DATA PROVIDED:
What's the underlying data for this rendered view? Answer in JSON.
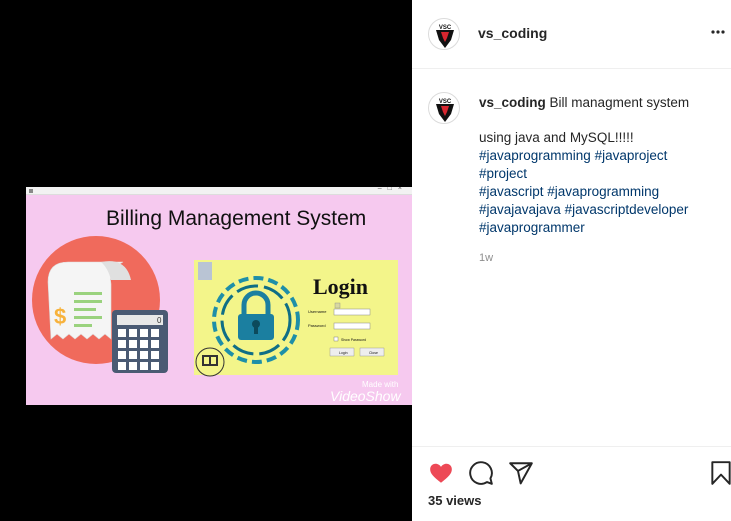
{
  "post_image": {
    "title": "Billing Management System",
    "login_title": "Login",
    "username_label": "Username",
    "password_label": "Password",
    "show_password_label": "Show Password",
    "login_button": "Login",
    "close_button": "Close",
    "watermark_line1": "Made with",
    "watermark_line2": "VideoShow",
    "calc_display": "0",
    "dollar": "$"
  },
  "header": {
    "username": "vs_coding",
    "avatar_text": "VSC"
  },
  "caption": {
    "username": "vs_coding",
    "line1": "Bill managment system",
    "line2": "using java and MySQL!!!!!",
    "hashtags": [
      "#javaprogramming",
      "#javaproject",
      "#project",
      "#javascript",
      "#javaprogramming",
      "#javajavajava",
      "#javascriptdeveloper",
      "#javaprogrammer"
    ],
    "time_ago": "1w"
  },
  "stats": {
    "views": "35 views"
  },
  "colors": {
    "like_red": "#ed4956",
    "hashtag_blue": "#00376b",
    "image_bg": "#f6c9ef",
    "login_panel": "#f3f58a"
  }
}
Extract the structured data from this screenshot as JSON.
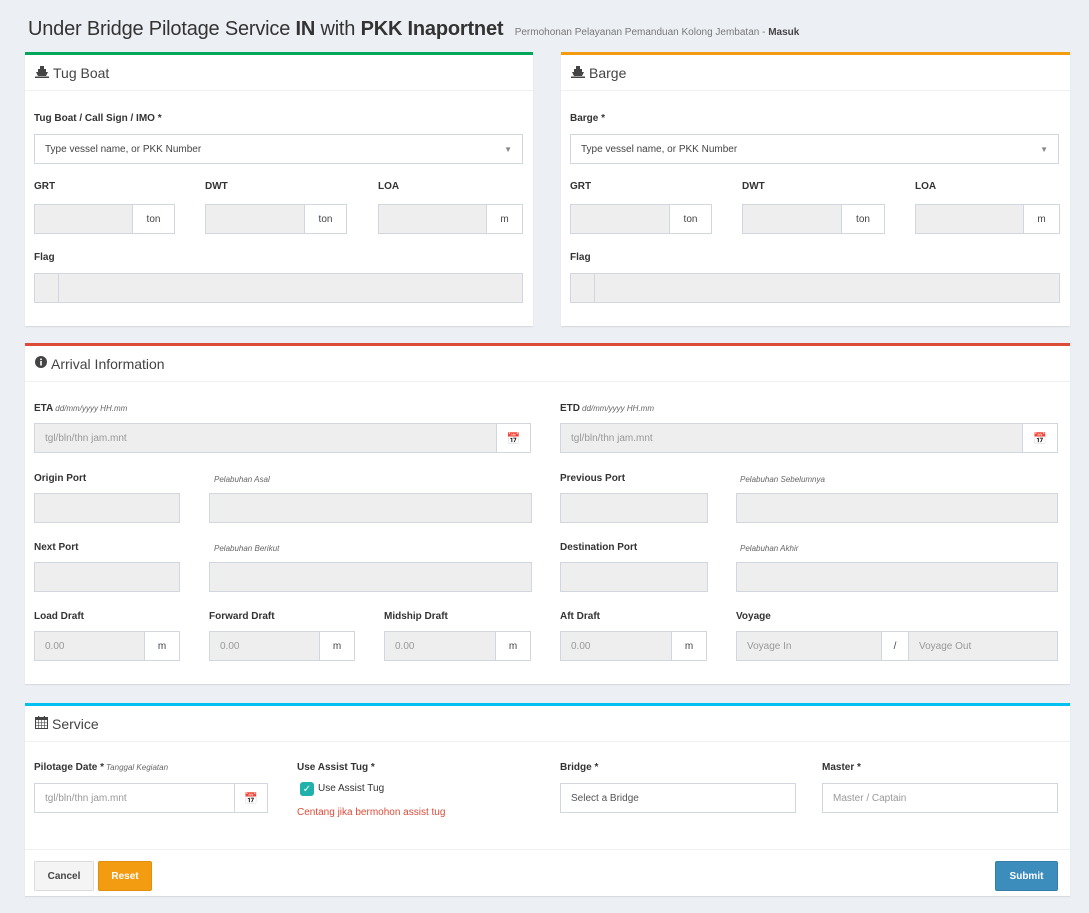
{
  "title": {
    "part1": "Under Bridge Pilotage Service ",
    "part2": "IN",
    "part3": " with ",
    "part4": "PKK Inaportnet",
    "subtitle": "Permohonan Pelayanan Pemanduan Kolong Jembatan - ",
    "subtitle_bold": "Masuk"
  },
  "tug": {
    "header": "Tug Boat",
    "icon": "ship-icon",
    "select_label": "Tug Boat / Call Sign / IMO *",
    "select_placeholder": "Type vessel name, or PKK Number",
    "grt_label": "GRT",
    "grt_unit": "ton",
    "dwt_label": "DWT",
    "dwt_unit": "ton",
    "loa_label": "LOA",
    "loa_unit": "m",
    "flag_label": "Flag"
  },
  "barge": {
    "header": "Barge",
    "icon": "ship-icon",
    "select_label": "Barge *",
    "select_placeholder": "Type vessel name, or PKK Number",
    "grt_label": "GRT",
    "grt_unit": "ton",
    "dwt_label": "DWT",
    "dwt_unit": "ton",
    "loa_label": "LOA",
    "loa_unit": "m",
    "flag_label": "Flag"
  },
  "arrival": {
    "header": "Arrival Information",
    "icon": "info-circle-icon",
    "eta_label": "ETA",
    "eta_hint": "dd/mm/yyyy HH.mm",
    "eta_placeholder": "tgl/bln/thn jam.mnt",
    "etd_label": "ETD",
    "etd_hint": "dd/mm/yyyy HH.mm",
    "etd_placeholder": "tgl/bln/thn jam.mnt",
    "origin_label": "Origin Port",
    "origin_hint": "Pelabuhan Asal",
    "previous_label": "Previous Port",
    "previous_hint": "Pelabuhan Sebelumnya",
    "next_label": "Next Port",
    "next_hint": "Pelabuhan Berikut",
    "destination_label": "Destination Port",
    "destination_hint": "Pelabuhan Akhir",
    "load_draft_label": "Load Draft",
    "load_draft_value": "0.00",
    "forward_draft_label": "Forward Draft",
    "forward_draft_value": "0.00",
    "midship_draft_label": "Midship Draft",
    "midship_draft_value": "0.00",
    "aft_draft_label": "Aft Draft",
    "aft_draft_value": "0.00",
    "draft_unit": "m",
    "voyage_label": "Voyage",
    "voyage_in": "Voyage In",
    "voyage_sep": "/",
    "voyage_out": "Voyage Out"
  },
  "service": {
    "header": "Service",
    "icon": "calendar-icon",
    "pilotage_date_label": "Pilotage Date *",
    "pilotage_date_hint": "Tanggal Kegiatan",
    "pilotage_date_placeholder": "tgl/bln/thn jam.mnt",
    "assist_label": "Use Assist Tug *",
    "assist_checkbox_label": "Use Assist Tug",
    "assist_checked": true,
    "assist_hint": "Centang jika bermohon assist tug",
    "bridge_label": "Bridge *",
    "bridge_placeholder": "Select a Bridge",
    "master_label": "Master *",
    "master_placeholder": "Master / Captain"
  },
  "buttons": {
    "cancel": "Cancel",
    "reset": "Reset",
    "submit": "Submit"
  },
  "colors": {
    "green": "#00a65a",
    "orange": "#f39c12",
    "red": "#dd4b39",
    "aqua": "#00c0ef",
    "primary": "#3c8dbc"
  }
}
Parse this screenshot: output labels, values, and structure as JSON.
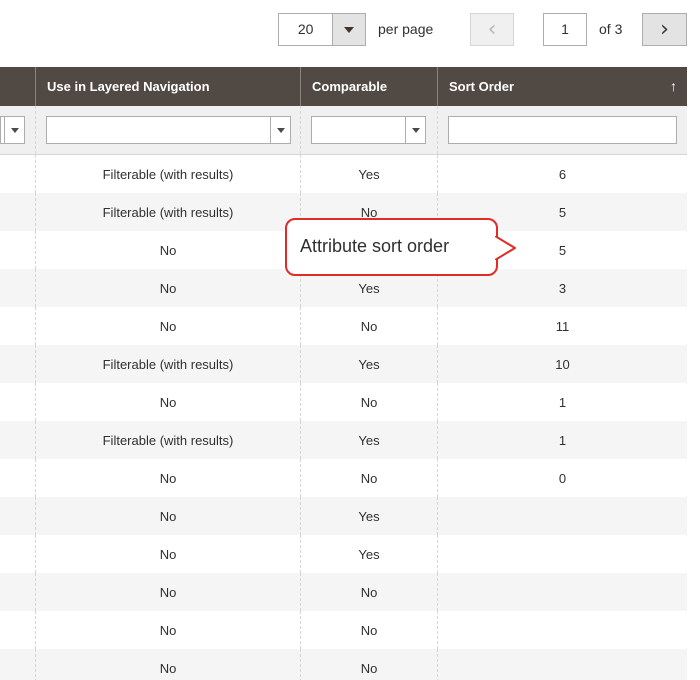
{
  "pager": {
    "per_page_value": "20",
    "per_page_label": "per page",
    "current_page": "1",
    "total_pages_label": "of 3",
    "prev_icon": "chevron-left-icon",
    "next_icon": "chevron-right-icon"
  },
  "grid": {
    "columns": [
      "",
      "Use in Layered Navigation",
      "Comparable",
      "Sort Order"
    ],
    "sort_indicator": "↑",
    "rows": [
      {
        "layered": "Filterable (with results)",
        "comparable": "Yes",
        "sort": "6"
      },
      {
        "layered": "Filterable (with results)",
        "comparable": "No",
        "sort": "5"
      },
      {
        "layered": "No",
        "comparable": "",
        "sort": "5"
      },
      {
        "layered": "No",
        "comparable": "Yes",
        "sort": "3"
      },
      {
        "layered": "No",
        "comparable": "No",
        "sort": "11"
      },
      {
        "layered": "Filterable (with results)",
        "comparable": "Yes",
        "sort": "10"
      },
      {
        "layered": "No",
        "comparable": "No",
        "sort": "1"
      },
      {
        "layered": "Filterable (with results)",
        "comparable": "Yes",
        "sort": "1"
      },
      {
        "layered": "No",
        "comparable": "No",
        "sort": "0"
      },
      {
        "layered": "No",
        "comparable": "Yes",
        "sort": ""
      },
      {
        "layered": "No",
        "comparable": "Yes",
        "sort": ""
      },
      {
        "layered": "No",
        "comparable": "No",
        "sort": ""
      },
      {
        "layered": "No",
        "comparable": "No",
        "sort": ""
      },
      {
        "layered": "No",
        "comparable": "No",
        "sort": ""
      }
    ]
  },
  "callout": {
    "text": "Attribute sort order"
  },
  "colors": {
    "header_bg": "#514943",
    "callout_border": "#e02b27"
  }
}
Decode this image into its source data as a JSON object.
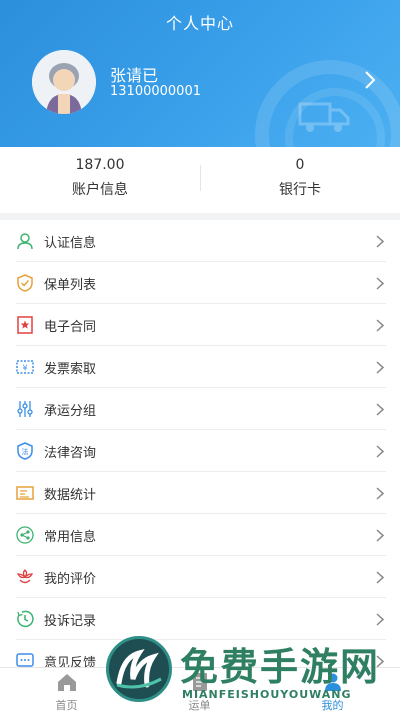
{
  "header": {
    "title": "个人中心",
    "user_name": "张请已",
    "phone": "13100000001"
  },
  "stats": [
    {
      "value": "187.00",
      "label": "账户信息"
    },
    {
      "value": "0",
      "label": "银行卡"
    }
  ],
  "menu": [
    {
      "label": "认证信息",
      "icon": "user-icon",
      "color": "#3cb371"
    },
    {
      "label": "保单列表",
      "icon": "shield-check-icon",
      "color": "#e6a23c"
    },
    {
      "label": "电子合同",
      "icon": "contract-star-icon",
      "color": "#e04040"
    },
    {
      "label": "发票索取",
      "icon": "invoice-icon",
      "color": "#3a8ee6"
    },
    {
      "label": "承运分组",
      "icon": "sliders-icon",
      "color": "#3a8ee6"
    },
    {
      "label": "法律咨询",
      "icon": "law-shield-icon",
      "color": "#3a8ee6"
    },
    {
      "label": "数据统计",
      "icon": "stats-icon",
      "color": "#e6a23c"
    },
    {
      "label": "常用信息",
      "icon": "share-icon",
      "color": "#3cb371"
    },
    {
      "label": "我的评价",
      "icon": "flower-icon",
      "color": "#e04040"
    },
    {
      "label": "投诉记录",
      "icon": "clock-icon",
      "color": "#3cb371"
    },
    {
      "label": "意见反馈",
      "icon": "feedback-icon",
      "color": "#3a8ee6"
    }
  ],
  "tabs": [
    {
      "label": "首页"
    },
    {
      "label": "运单"
    },
    {
      "label": "我的"
    }
  ],
  "watermark": {
    "title": "免费手游网",
    "subtitle": "MIANFEISHOUYOUWANG"
  },
  "colors": {
    "primary": "#2c8fdc",
    "background": "#f2f3f5"
  }
}
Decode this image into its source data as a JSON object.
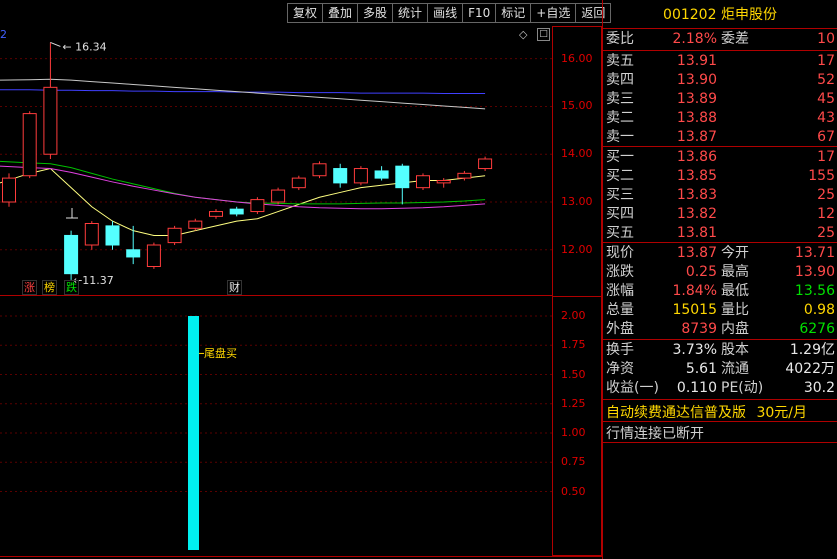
{
  "toolbar": [
    "复权",
    "叠加",
    "多股",
    "统计",
    "画线",
    "F10",
    "标记",
    "+自选",
    "返回"
  ],
  "main_chart": {
    "y_ticks": [
      "16.00",
      "15.00",
      "14.00",
      "13.00",
      "12.00"
    ],
    "high_label": "16.34",
    "low_label": "11.37",
    "period_label": "2",
    "badges": [
      {
        "text": "涨",
        "color": "#ff4040"
      },
      {
        "text": "榜",
        "color": "#ffd700"
      },
      {
        "text": "跌",
        "color": "#00e000"
      },
      {
        "text": "财",
        "color": "#e8e8e8"
      }
    ]
  },
  "sub_chart": {
    "y_ticks": [
      "2.00",
      "1.75",
      "1.50",
      "1.25",
      "1.00",
      "0.75",
      "0.50"
    ],
    "signal_label": "尾盘买",
    "signal_value": 2.0
  },
  "chart_data": {
    "type": "candlestick",
    "ylim": [
      11.2,
      16.6
    ],
    "candles": [
      {
        "o": 13.0,
        "c": 13.5,
        "h": 13.6,
        "l": 12.9
      },
      {
        "o": 13.55,
        "c": 14.85,
        "h": 14.9,
        "l": 13.5
      },
      {
        "o": 14.0,
        "c": 15.4,
        "h": 16.34,
        "l": 13.9
      },
      {
        "o": 12.3,
        "c": 11.5,
        "h": 12.4,
        "l": 11.37
      },
      {
        "o": 12.1,
        "c": 12.55,
        "h": 12.6,
        "l": 12.0
      },
      {
        "o": 12.5,
        "c": 12.1,
        "h": 12.6,
        "l": 12.0
      },
      {
        "o": 12.0,
        "c": 11.85,
        "h": 12.5,
        "l": 11.7
      },
      {
        "o": 11.65,
        "c": 12.1,
        "h": 12.15,
        "l": 11.6
      },
      {
        "o": 12.15,
        "c": 12.45,
        "h": 12.5,
        "l": 12.1
      },
      {
        "o": 12.45,
        "c": 12.6,
        "h": 12.65,
        "l": 12.4
      },
      {
        "o": 12.7,
        "c": 12.8,
        "h": 12.85,
        "l": 12.65
      },
      {
        "o": 12.85,
        "c": 12.75,
        "h": 12.9,
        "l": 12.7
      },
      {
        "o": 12.8,
        "c": 13.05,
        "h": 13.1,
        "l": 12.75
      },
      {
        "o": 13.0,
        "c": 13.25,
        "h": 13.3,
        "l": 12.95
      },
      {
        "o": 13.3,
        "c": 13.5,
        "h": 13.55,
        "l": 13.25
      },
      {
        "o": 13.55,
        "c": 13.8,
        "h": 13.85,
        "l": 13.5
      },
      {
        "o": 13.7,
        "c": 13.4,
        "h": 13.8,
        "l": 13.3
      },
      {
        "o": 13.4,
        "c": 13.7,
        "h": 13.75,
        "l": 13.35
      },
      {
        "o": 13.65,
        "c": 13.5,
        "h": 13.75,
        "l": 13.45
      },
      {
        "o": 13.75,
        "c": 13.3,
        "h": 13.8,
        "l": 12.95
      },
      {
        "o": 13.3,
        "c": 13.55,
        "h": 13.6,
        "l": 13.25
      },
      {
        "o": 13.4,
        "c": 13.45,
        "h": 13.5,
        "l": 13.3
      },
      {
        "o": 13.5,
        "c": 13.6,
        "h": 13.65,
        "l": 13.45
      },
      {
        "o": 13.7,
        "c": 13.9,
        "h": 13.95,
        "l": 13.65
      }
    ],
    "ma_lines": [
      {
        "color": "#4040ff",
        "values": [
          15.35,
          15.35,
          15.34,
          15.34,
          15.33,
          15.33,
          15.32,
          15.32,
          15.31,
          15.31,
          15.31,
          15.3,
          15.3,
          15.3,
          15.29,
          15.29,
          15.29,
          15.28,
          15.28,
          15.28,
          15.28,
          15.27,
          15.27,
          15.27
        ]
      },
      {
        "color": "#c8c8c8",
        "values": [
          15.55,
          15.56,
          15.57,
          15.55,
          15.52,
          15.49,
          15.46,
          15.43,
          15.4,
          15.37,
          15.34,
          15.31,
          15.28,
          15.25,
          15.22,
          15.19,
          15.16,
          15.13,
          15.1,
          15.07,
          15.04,
          15.01,
          14.98,
          14.95
        ]
      },
      {
        "color": "#ffff80",
        "values": [
          13.4,
          13.6,
          13.7,
          13.3,
          12.9,
          12.6,
          12.4,
          12.3,
          12.3,
          12.4,
          12.5,
          12.6,
          12.65,
          12.8,
          12.95,
          13.1,
          13.2,
          13.3,
          13.35,
          13.4,
          13.45,
          13.45,
          13.5,
          13.55
        ]
      },
      {
        "color": "#00c000",
        "values": [
          13.85,
          13.82,
          13.8,
          13.72,
          13.6,
          13.48,
          13.38,
          13.28,
          13.18,
          13.1,
          13.05,
          13.0,
          12.98,
          12.97,
          12.96,
          12.96,
          12.96,
          12.97,
          12.98,
          12.98,
          12.99,
          13.0,
          13.02,
          13.05
        ]
      },
      {
        "color": "#e040e0",
        "values": [
          13.75,
          13.72,
          13.7,
          13.62,
          13.52,
          13.42,
          13.33,
          13.25,
          13.17,
          13.1,
          13.05,
          13.0,
          12.96,
          12.93,
          12.9,
          12.88,
          12.87,
          12.86,
          12.86,
          12.87,
          12.88,
          12.9,
          12.93,
          12.96
        ]
      }
    ]
  },
  "quote": {
    "code": "001202",
    "name": "炬申股份",
    "weibi": {
      "label": "委比",
      "value": "2.18%",
      "label2": "委差",
      "value2": "10"
    },
    "sell": [
      {
        "label": "卖五",
        "price": "13.91",
        "vol": "17"
      },
      {
        "label": "卖四",
        "price": "13.90",
        "vol": "52"
      },
      {
        "label": "卖三",
        "price": "13.89",
        "vol": "45"
      },
      {
        "label": "卖二",
        "price": "13.88",
        "vol": "43"
      },
      {
        "label": "卖一",
        "price": "13.87",
        "vol": "67"
      }
    ],
    "buy": [
      {
        "label": "买一",
        "price": "13.86",
        "vol": "17"
      },
      {
        "label": "买二",
        "price": "13.85",
        "vol": "155"
      },
      {
        "label": "买三",
        "price": "13.83",
        "vol": "25"
      },
      {
        "label": "买四",
        "price": "13.82",
        "vol": "12"
      },
      {
        "label": "买五",
        "price": "13.81",
        "vol": "25"
      }
    ],
    "stats1": [
      {
        "l1": "现价",
        "v1": "13.87",
        "c1": "red",
        "l2": "今开",
        "v2": "13.71",
        "c2": "red"
      },
      {
        "l1": "涨跌",
        "v1": "0.25",
        "c1": "red",
        "l2": "最高",
        "v2": "13.90",
        "c2": "red"
      },
      {
        "l1": "涨幅",
        "v1": "1.84%",
        "c1": "red",
        "l2": "最低",
        "v2": "13.56",
        "c2": "green"
      },
      {
        "l1": "总量",
        "v1": "15015",
        "c1": "yellow",
        "l2": "量比",
        "v2": "0.98",
        "c2": "yellow"
      },
      {
        "l1": "外盘",
        "v1": "8739",
        "c1": "red",
        "l2": "内盘",
        "v2": "6276",
        "c2": "green"
      }
    ],
    "stats2": [
      {
        "l1": "换手",
        "v1": "3.73%",
        "l2": "股本",
        "v2": "1.29亿"
      },
      {
        "l1": "净资",
        "v1": "5.61",
        "l2": "流通",
        "v2": "4022万"
      },
      {
        "l1": "收益(一)",
        "v1": "0.110",
        "l2": "PE(动)",
        "v2": "30.2"
      }
    ],
    "promo": "自动续费通达信普及版",
    "promo_price": "30元/月",
    "connection": "行情连接已断开"
  }
}
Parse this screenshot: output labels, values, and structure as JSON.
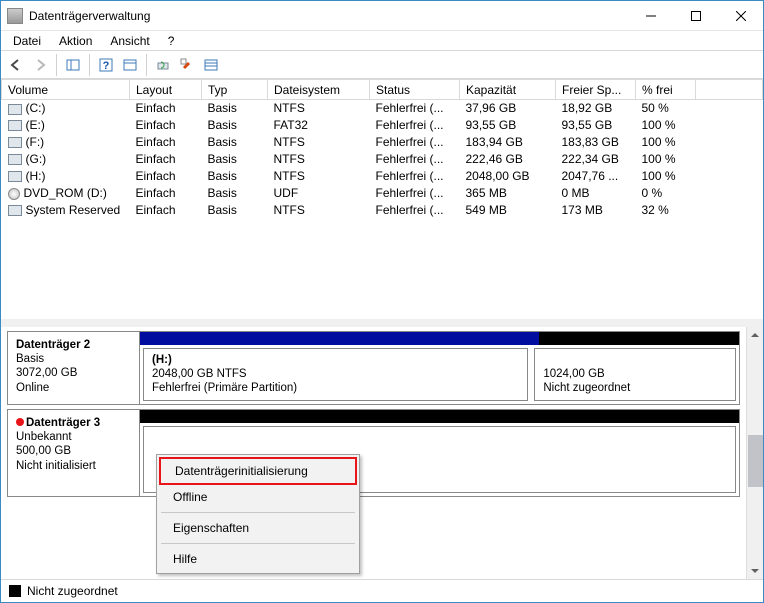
{
  "window": {
    "title": "Datenträgerverwaltung"
  },
  "menus": {
    "file": "Datei",
    "action": "Aktion",
    "view": "Ansicht",
    "help": "?"
  },
  "table": {
    "headers": {
      "volume": "Volume",
      "layout": "Layout",
      "type": "Typ",
      "filesystem": "Dateisystem",
      "status": "Status",
      "capacity": "Kapazität",
      "free": "Freier Sp...",
      "pct": "% frei"
    },
    "rows": [
      {
        "icon": "hdd",
        "volume": "(C:)",
        "layout": "Einfach",
        "type": "Basis",
        "fs": "NTFS",
        "status": "Fehlerfrei (...",
        "cap": "37,96 GB",
        "free": "18,92 GB",
        "pct": "50 %"
      },
      {
        "icon": "hdd",
        "volume": "(E:)",
        "layout": "Einfach",
        "type": "Basis",
        "fs": "FAT32",
        "status": "Fehlerfrei (...",
        "cap": "93,55 GB",
        "free": "93,55 GB",
        "pct": "100 %"
      },
      {
        "icon": "hdd",
        "volume": "(F:)",
        "layout": "Einfach",
        "type": "Basis",
        "fs": "NTFS",
        "status": "Fehlerfrei (...",
        "cap": "183,94 GB",
        "free": "183,83 GB",
        "pct": "100 %"
      },
      {
        "icon": "hdd",
        "volume": "(G:)",
        "layout": "Einfach",
        "type": "Basis",
        "fs": "NTFS",
        "status": "Fehlerfrei (...",
        "cap": "222,46 GB",
        "free": "222,34 GB",
        "pct": "100 %"
      },
      {
        "icon": "hdd",
        "volume": "(H:)",
        "layout": "Einfach",
        "type": "Basis",
        "fs": "NTFS",
        "status": "Fehlerfrei (...",
        "cap": "2048,00 GB",
        "free": "2047,76 ...",
        "pct": "100 %"
      },
      {
        "icon": "dvd",
        "volume": "DVD_ROM (D:)",
        "layout": "Einfach",
        "type": "Basis",
        "fs": "UDF",
        "status": "Fehlerfrei (...",
        "cap": "365 MB",
        "free": "0 MB",
        "pct": "0 %"
      },
      {
        "icon": "hdd",
        "volume": "System Reserved",
        "layout": "Einfach",
        "type": "Basis",
        "fs": "NTFS",
        "status": "Fehlerfrei (...",
        "cap": "549 MB",
        "free": "173 MB",
        "pct": "32 %"
      }
    ]
  },
  "disks": {
    "d2": {
      "name": "Datenträger 2",
      "type": "Basis",
      "size": "3072,00 GB",
      "state": "Online",
      "p1": {
        "name": "(H:)",
        "line2": "2048,00 GB NTFS",
        "line3": "Fehlerfrei (Primäre Partition)",
        "barColor": "#000d9e"
      },
      "p2": {
        "line2": "1024,00 GB",
        "line3": "Nicht zugeordnet",
        "barColor": "#000000"
      }
    },
    "d3": {
      "name": "Datenträger 3",
      "type": "Unbekannt",
      "size": "500,00 GB",
      "state": "Nicht initialisiert",
      "barColor": "#000000"
    }
  },
  "legend": {
    "unalloc": "Nicht zugeordnet"
  },
  "context_menu": {
    "init": "Datenträgerinitialisierung",
    "offline": "Offline",
    "props": "Eigenschaften",
    "help": "Hilfe"
  }
}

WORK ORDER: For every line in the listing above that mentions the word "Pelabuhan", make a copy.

SOLUTION TO THE EXERCISE:
    "origin_hint": "Pelabuhan Asal",
    "previous_hint": "Pelabuhan Sebelumnya",
    "next_hint": "Pelabuhan Berikut",
    "destination_hint": "Pelabuhan Akhir",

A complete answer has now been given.